Other possible causes of ED include:

  • psychological factors, such as stress, depression, and performance anxiety
  • injury to the penis
  • chronic illness
  • certain medications
  • a condition called Peyronie's disease (scar tissue in the penis)
  • operations for prostate, bladder, and colon cancer
  • venous leak: If the veins in the penis cannot prevent blood from leaving the penis during an erection, an erection cannot be maintained. This is known as a venous leak, and can be a result of injury, disease, or stress.
  • tobacco, alcohol, or drug use: All three of these substances can damage a person’s blood vessels and/or restrict blood flow to the penis, causing ED. Smoking in particular plays a large role in causing ED in people with atherosclerosis.
  • prescription drugs: There are more than 200 types of prescription drugs that may cause ED.

What is cholesterol?

Cholesterol is a type of fat that circulates in your blood. Your body makes some cholesterol on its own, regardless of what you eat. Cholesterol also comes from the foods you eat.

What's so bad about cholesterol?

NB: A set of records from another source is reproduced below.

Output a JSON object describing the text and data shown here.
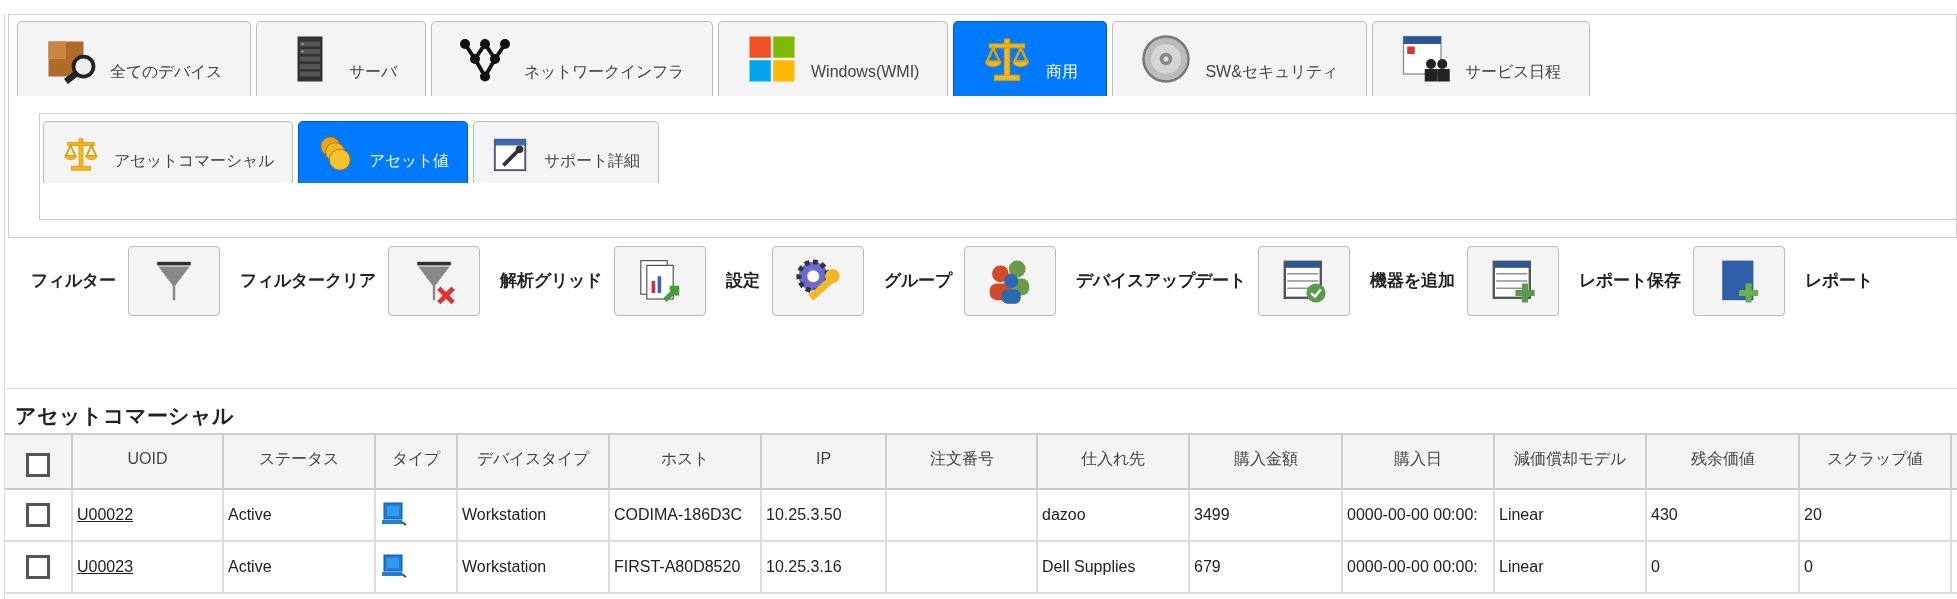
{
  "tabs": [
    {
      "label": "全てのデバイス",
      "selected": false
    },
    {
      "label": "サーバ",
      "selected": false
    },
    {
      "label": "ネットワークインフラ",
      "selected": false
    },
    {
      "label": "Windows(WMI)",
      "selected": false
    },
    {
      "label": "商用",
      "selected": true
    },
    {
      "label": "SW&セキュリティ",
      "selected": false
    },
    {
      "label": "サービス日程",
      "selected": false
    }
  ],
  "subtabs": [
    {
      "label": "アセットコマーシャル",
      "selected": false
    },
    {
      "label": "アセット値",
      "selected": true
    },
    {
      "label": "サポート詳細",
      "selected": false
    }
  ],
  "toolbar": [
    {
      "label": "フィルター"
    },
    {
      "label": "フィルタークリア"
    },
    {
      "label": "解析グリッド"
    },
    {
      "label": "設定"
    },
    {
      "label": "グループ"
    },
    {
      "label": "デバイスアップデート"
    },
    {
      "label": "機器を追加"
    },
    {
      "label": "レポート保存"
    },
    {
      "label": "レポート"
    }
  ],
  "table": {
    "title": "アセットコマーシャル",
    "header_checked": false,
    "columns": [
      "UOID",
      "ステータス",
      "タイプ",
      "デバイスタイプ",
      "ホスト",
      "IP",
      "注文番号",
      "仕入れ先",
      "購入金額",
      "購入日",
      "減価償却モデル",
      "残余価値",
      "スクラップ値"
    ],
    "rows": [
      {
        "checked": false,
        "cells": [
          {
            "kind": "link",
            "text": "U00022"
          },
          {
            "kind": "text",
            "text": "Active"
          },
          {
            "kind": "icon"
          },
          {
            "kind": "text",
            "text": "Workstation"
          },
          {
            "kind": "text",
            "text": "CODIMA-186D3C"
          },
          {
            "kind": "text",
            "text": "10.25.3.50"
          },
          {
            "kind": "empty"
          },
          {
            "kind": "text",
            "text": "dazoo"
          },
          {
            "kind": "text",
            "text": "3499"
          },
          {
            "kind": "text",
            "text": "0000-00-00 00:00:"
          },
          {
            "kind": "text",
            "text": "Linear"
          },
          {
            "kind": "text",
            "text": "430"
          },
          {
            "kind": "text",
            "text": "20"
          }
        ]
      },
      {
        "checked": false,
        "cells": [
          {
            "kind": "link",
            "text": "U00023"
          },
          {
            "kind": "text",
            "text": "Active"
          },
          {
            "kind": "icon"
          },
          {
            "kind": "text",
            "text": "Workstation"
          },
          {
            "kind": "text",
            "text": "FIRST-A80D8520"
          },
          {
            "kind": "text",
            "text": "10.25.3.16"
          },
          {
            "kind": "empty"
          },
          {
            "kind": "text",
            "text": "Dell Supplies"
          },
          {
            "kind": "text",
            "text": "679"
          },
          {
            "kind": "text",
            "text": "0000-00-00 00:00:"
          },
          {
            "kind": "text",
            "text": "Linear"
          },
          {
            "kind": "text",
            "text": "0"
          },
          {
            "kind": "text",
            "text": "0"
          }
        ]
      }
    ]
  }
}
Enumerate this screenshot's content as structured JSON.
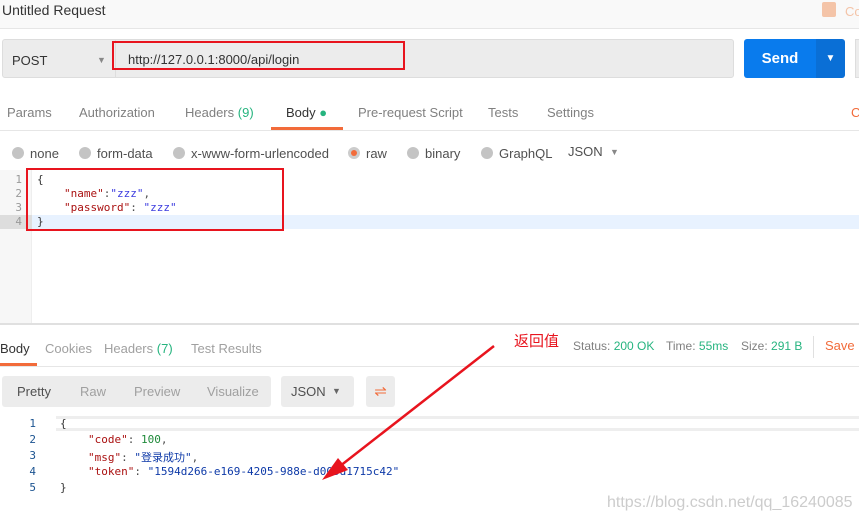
{
  "header": {
    "title": "Untitled Request",
    "comments_label": "Co"
  },
  "request": {
    "method": "POST",
    "url": "http://127.0.0.1:8000/api/login",
    "send_label": "Send"
  },
  "tabs": [
    {
      "label": "Params"
    },
    {
      "label": "Authorization"
    },
    {
      "label": "Headers",
      "count": "(9)"
    },
    {
      "label": "Body",
      "active": true
    },
    {
      "label": "Pre-request Script"
    },
    {
      "label": "Tests"
    },
    {
      "label": "Settings"
    }
  ],
  "tabs_right": "C",
  "body_types": [
    {
      "label": "none"
    },
    {
      "label": "form-data"
    },
    {
      "label": "x-www-form-urlencoded"
    },
    {
      "label": "raw",
      "selected": true
    },
    {
      "label": "binary"
    },
    {
      "label": "GraphQL"
    }
  ],
  "body_format": "JSON",
  "editor": {
    "line_numbers": [
      "1",
      "2",
      "3",
      "4"
    ],
    "lines": [
      {
        "text": "{"
      },
      {
        "key": "\"name\"",
        "sep": ":",
        "val": "\"zzz\"",
        "end": ","
      },
      {
        "key": "\"password\"",
        "sep": ": ",
        "val": "\"zzz\""
      },
      {
        "text": "}"
      }
    ]
  },
  "response": {
    "tabs": [
      {
        "label": "Body"
      },
      {
        "label": "Cookies"
      },
      {
        "label": "Headers",
        "count": "(7)"
      },
      {
        "label": "Test Results"
      }
    ],
    "status_label": "Status:",
    "status": "200 OK",
    "time_label": "Time:",
    "time": "55ms",
    "size_label": "Size:",
    "size": "291 B",
    "save_label": "Save R",
    "views": [
      "Pretty",
      "Raw",
      "Preview",
      "Visualize"
    ],
    "format": "JSON",
    "line_numbers": [
      "1",
      "2",
      "3",
      "4",
      "5"
    ],
    "code": [
      {
        "key": "\"code\"",
        "val": "100",
        "end": ","
      },
      {
        "key": "\"msg\"",
        "val": "\"登录成功\"",
        "end": ","
      },
      {
        "key": "\"token\"",
        "val": "\"1594d266-e169-4205-988e-d005d1715c42\""
      }
    ],
    "open": "{",
    "close": "}"
  },
  "annotation": "返回值",
  "watermark": "https://blog.csdn.net/qq_16240085",
  "colors": {
    "accent": "#f26b3a",
    "send": "#097bed",
    "success": "#26b47f",
    "annotation": "#e8141e"
  }
}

Your body produces more than enough cholesterol on its own to stay healthy. Most Americans eat far too much cholesterol and fat, which can raise blood cholesterol levels. High levels of cholesterol can lead to heart disease.

How much cholesterol is too much?

A healthy cholesterol level depends on a variety of factors, including:

  • your level of HDL (good) cholesterol compared with your level of LDL (bad) cholesterol
  • your total cholesterol
  • your number of risk factors for heart disease
  • your age and activity level
  • your current health status

Excess LDL cholesterol in your blood gets deposited in arteries, the blood vessels that feed the heart and brain. These deposits can join with other substances to form plaque, a thick, hard deposit in the blood vessel that leads to atherosclerosis. Plaque can narrow the passageway inside the artery and pinch off the flow of blood to the heart muscle, and to the penis.

How can I lower my cholesterol?

Here are a few tips for lowering cholesterol:

  • Eat fewer fats and fried foods. Choose non-fat and low-fat versions of foods, if available.
  • When eating fats, select unsaturated fats. (Unsaturated fats are liquid at room temperature; vegetable oils, for example. Avoid tropical oils, such as palm and coconut oil and any fat that is solid at room temperature.)
  • Choose fish and poultry more often than red meat.
  • Limit total amount of meat, fish, poultry, and low-fat cheeses to 7 ounces or fewer each day.
  • Exercise.
  • If you smoke, quit.
  • Lose extra weight.
  • Eat more soluble fiber. Good sources are fruits, beans, peas, and oats.
  • Limit egg yolks to no more than three per week. (Egg whites are fat-free.)

What is the link between erectile dysfunction and heart disease?

There is a very strong link between erectile dysfunction and heart disease. Several studies have shown that if a man has ED, he has a greater risk of having heart disease. For instance, in one study, 57% of men who had bypass surgery and 64% of men hospitalized for a heart attack had had ED.

Having ED can predict that a man will probably have heart disease symptoms within five years. In fact, having ED is as much a risk factor for heart disease as a history of smoking or a family history of coronary artery disease.

How is erectile dysfunction treated?

The ED drugs sildenafil (Viagra), vardenafil (Levitra), and tadalafil (Cialis) work by enhancing the presence of nitric oxide in the cavernosal smooth muscle in the penis. This allows the smooth muscles to relax and increases the blood flow to the penis.

References

© Copyright 1995-2012 The Cleveland Clinic Foundation. All rights reserved.

Can't find the health information you’re looking for?

This information is provided by the Cleveland Clinic and is not intended to replace the medical advice of your doctor or health care provider. Please consult your health care provider for advice about a specific medical condition. This document was last reviewed on: 4/13/2012…#15029